Another literary masterpiece by my loved author Terry Pratchett, the Wee Free Men is a mixture of the usual Pratchett fantasy with some pretty weird dreams stuff that feel taken out of an a Lewis Carroll book (Through the Looking Glass, or Alice in Wonderland). And to top it all, we also have the Nac Mac Feegle, a race of war loving creatures that are simply hilarious.
The book tells the story of how a little but very smart girl from “the chalk” gets involved in a quest to save the world from evil monsters that come from some dreamland that is somehow connected to our reality. That is basically it, and I don’t know how to tell more without spoiling the fun.
What I really liked about the book are the lessons about good behavior, kindness and correctness that are thrown every couple of pages. How the people who do wrong are either punished or understand their mistake. This is something that I didn’t find in previous Pratchett books, and I kind of liked it, although IMHO the number of morals could be reduced a bit.
In conclusion, great book, great author, great fun!
After reading “The God Delusion” by Richard Dawkins (a book I had to make myself finish although I hated it), I needed some light reading material to clear up my brain, and what better than a Terry Pratchett book to do the job!
But “The Science of Discworld” is not your ordinary Discworld book. It is actually parallel to Dawkins’ book – talking about how the world (ours) was created, as seen from the perspective of the wizards of the Unseen University. And it also talks about how our brains work, about how we think (reminding me of Hofstadter, which I love).
As usual, Pratchett doesn’t disappoint me (well, almost, except one time for now), and I really enjoyed this book. One quote from was worth all of it:

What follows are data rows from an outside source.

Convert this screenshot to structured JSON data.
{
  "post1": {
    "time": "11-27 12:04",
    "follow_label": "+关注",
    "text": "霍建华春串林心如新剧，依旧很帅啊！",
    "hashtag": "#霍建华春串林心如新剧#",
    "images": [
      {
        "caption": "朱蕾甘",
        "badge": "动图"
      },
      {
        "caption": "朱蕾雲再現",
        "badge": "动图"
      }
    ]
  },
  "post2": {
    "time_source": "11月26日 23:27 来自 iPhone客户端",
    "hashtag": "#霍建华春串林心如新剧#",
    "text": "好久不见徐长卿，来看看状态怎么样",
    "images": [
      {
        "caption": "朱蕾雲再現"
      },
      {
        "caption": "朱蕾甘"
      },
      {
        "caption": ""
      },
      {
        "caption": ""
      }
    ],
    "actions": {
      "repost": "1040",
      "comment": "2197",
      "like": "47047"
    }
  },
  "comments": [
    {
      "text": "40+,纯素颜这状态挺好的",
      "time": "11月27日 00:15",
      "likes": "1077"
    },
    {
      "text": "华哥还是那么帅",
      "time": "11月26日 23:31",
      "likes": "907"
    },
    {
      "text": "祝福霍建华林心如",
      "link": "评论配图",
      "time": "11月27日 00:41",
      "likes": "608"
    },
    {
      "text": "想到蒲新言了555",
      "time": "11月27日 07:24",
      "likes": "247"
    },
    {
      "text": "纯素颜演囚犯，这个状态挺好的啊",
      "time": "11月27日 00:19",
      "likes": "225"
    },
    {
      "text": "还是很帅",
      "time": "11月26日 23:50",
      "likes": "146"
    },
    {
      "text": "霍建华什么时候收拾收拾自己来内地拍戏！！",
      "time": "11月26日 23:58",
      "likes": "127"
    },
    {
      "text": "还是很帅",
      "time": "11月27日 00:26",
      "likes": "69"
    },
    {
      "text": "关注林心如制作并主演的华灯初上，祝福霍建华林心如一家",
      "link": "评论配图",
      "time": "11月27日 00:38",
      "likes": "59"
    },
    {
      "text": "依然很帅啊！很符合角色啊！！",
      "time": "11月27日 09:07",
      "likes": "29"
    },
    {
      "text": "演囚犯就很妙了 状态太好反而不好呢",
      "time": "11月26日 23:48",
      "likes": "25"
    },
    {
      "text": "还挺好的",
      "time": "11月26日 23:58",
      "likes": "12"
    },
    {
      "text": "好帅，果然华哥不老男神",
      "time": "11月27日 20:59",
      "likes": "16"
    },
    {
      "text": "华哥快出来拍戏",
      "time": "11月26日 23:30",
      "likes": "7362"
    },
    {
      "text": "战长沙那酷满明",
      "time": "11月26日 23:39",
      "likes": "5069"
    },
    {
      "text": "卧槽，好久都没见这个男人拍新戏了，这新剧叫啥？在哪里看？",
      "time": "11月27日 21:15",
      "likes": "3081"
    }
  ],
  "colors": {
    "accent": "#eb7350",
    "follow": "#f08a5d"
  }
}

“Beware of scientific fundamentalists who try to tell you everything is pretty much worked out, and only a few routine details are left to do. It is just when the majority of scientists believe such things that the next revolution in our world-view creeps into being…” – Terry Pratchett, “The Science of Discworld”
Keep them coming Sir. Pratchett!

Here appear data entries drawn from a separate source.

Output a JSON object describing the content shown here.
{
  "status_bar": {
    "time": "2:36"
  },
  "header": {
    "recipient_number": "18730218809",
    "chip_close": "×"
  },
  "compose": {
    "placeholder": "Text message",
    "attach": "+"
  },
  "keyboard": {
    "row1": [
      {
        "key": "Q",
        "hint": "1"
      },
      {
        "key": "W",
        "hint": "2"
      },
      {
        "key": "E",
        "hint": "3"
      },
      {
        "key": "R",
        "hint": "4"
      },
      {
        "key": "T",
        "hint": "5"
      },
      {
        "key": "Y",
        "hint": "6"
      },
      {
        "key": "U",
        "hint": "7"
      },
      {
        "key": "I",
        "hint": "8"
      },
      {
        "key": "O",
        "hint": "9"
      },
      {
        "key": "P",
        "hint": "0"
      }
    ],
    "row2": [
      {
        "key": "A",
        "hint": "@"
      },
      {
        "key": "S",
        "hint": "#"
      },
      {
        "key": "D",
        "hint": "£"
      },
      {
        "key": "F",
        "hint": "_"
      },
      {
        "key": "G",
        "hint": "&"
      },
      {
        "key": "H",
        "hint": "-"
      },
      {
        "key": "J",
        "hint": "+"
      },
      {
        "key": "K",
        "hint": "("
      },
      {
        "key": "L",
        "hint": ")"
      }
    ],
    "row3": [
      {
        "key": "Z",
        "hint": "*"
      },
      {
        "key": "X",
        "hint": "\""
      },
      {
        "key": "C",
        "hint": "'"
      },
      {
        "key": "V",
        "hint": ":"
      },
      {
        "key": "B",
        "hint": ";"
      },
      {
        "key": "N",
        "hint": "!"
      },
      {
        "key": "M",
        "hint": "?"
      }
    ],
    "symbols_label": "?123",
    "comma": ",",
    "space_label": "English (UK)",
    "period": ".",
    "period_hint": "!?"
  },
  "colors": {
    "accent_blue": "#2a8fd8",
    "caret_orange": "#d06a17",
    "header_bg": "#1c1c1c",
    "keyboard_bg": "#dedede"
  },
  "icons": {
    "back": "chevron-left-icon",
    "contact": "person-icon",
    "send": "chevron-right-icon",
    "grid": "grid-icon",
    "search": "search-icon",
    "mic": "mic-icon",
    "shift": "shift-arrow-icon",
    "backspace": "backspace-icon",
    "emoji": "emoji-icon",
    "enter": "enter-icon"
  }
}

If you have read any of my previous book reviews, you know I am a big fan of Terry Pratchett. Sadly, Snuff was not good. To tell the truth, it was actually pretty bad; it was the first time I started looking forward in his books to see where the chapter ends so that I can go to sleep.
Snuff tells the story of an adventure that captures Sam Vimes while he is on vacations in the country with his wife. It seems that Vimes acquired a number of “super powers” since the last time I read about him, so I must have skipped a book or two in the line, but this never seemed to bother me before. Now it did. Sam seems to be a kind of superman that can do all kinds of magical and mystical things. There are many characters in the Discworld series who have superpowers, but they are never used so many times to solve all of their problems. In Snuff, the plot is a bit too centered in him. Maybe that what Pratchett’s idea.
Not that the book is so bad. It is funny and easy to read (as always), but it didn’t have any of the WOW moments that I usually get from reading his books. I really hope this doesn’t happen anymore.